“This is all the more important when the tumor is located near vital organs, such as the heart or spinal cord," Francesca Caparrotti, a radiation oncologist who is responsible for the treatment of lung cancer at HUG, is quoted as saying.
Calypso provides the clinical team with a continuous stream of information about the position of the tumor throughout a course of treatment, the article explains. The medical linear accelerator—the machine that generates the radiation beam—is stopped automatically any time the tumor shifts out of position.
To accomplish this, HUG physicians inserted three tiny electromagnetic transponders into the patient’s lung* tumor by bronchoscopy. Each of the three implants emits its own electromagnetic signal, which is picked up by the Calypso system detector.
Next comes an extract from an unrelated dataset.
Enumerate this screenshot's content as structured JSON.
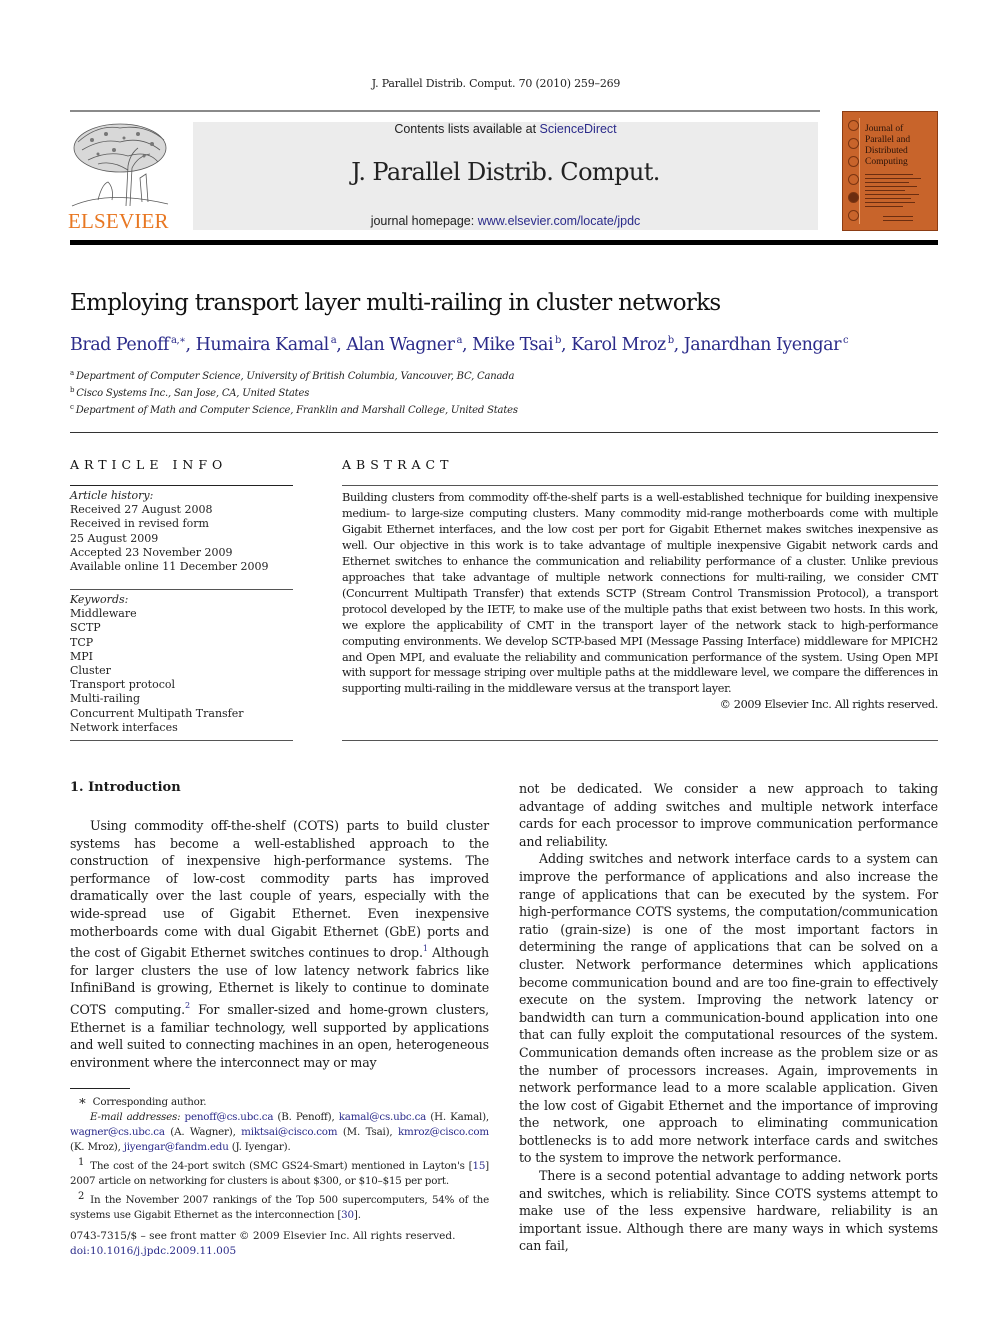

In this way, the system detects the precise position of each transponder and therefore of the tumor, continuously and in real time.
"For patients, pulmonary stereotactic radiotherapy is a new option for local treatment in addition to surgery," says Benjamin Besse, of the thoracic cancer unit at the Gustave-Roussy Institute in Villejuif, France, where this type of treatment has been offered for two years. Although effective, surgical removal of a lung lobe or lung cannot always be offered to all patients, especially if their respiratory condition is compromised, the article asserts. Under these conditions, an alternative approach is welcome. As to whether outcomes from the two approaches are equivalent, Dr. Besse says: "The side effects of stereotactic radiotherapy are usually modest. But we still do not have any randomized studies comparing the two."
"Compared to conventional stereotactic radiotherapy, this GPS-guided technique is more accurate and less risky, which is always a plus for the quality of life of the patient," adds Dr. Caparrotti.
* The Anchored Beacon® transponder for lung is pending FDA 510(k) clearance and is not available for sale in all markets.
Original French-language article in Le Temps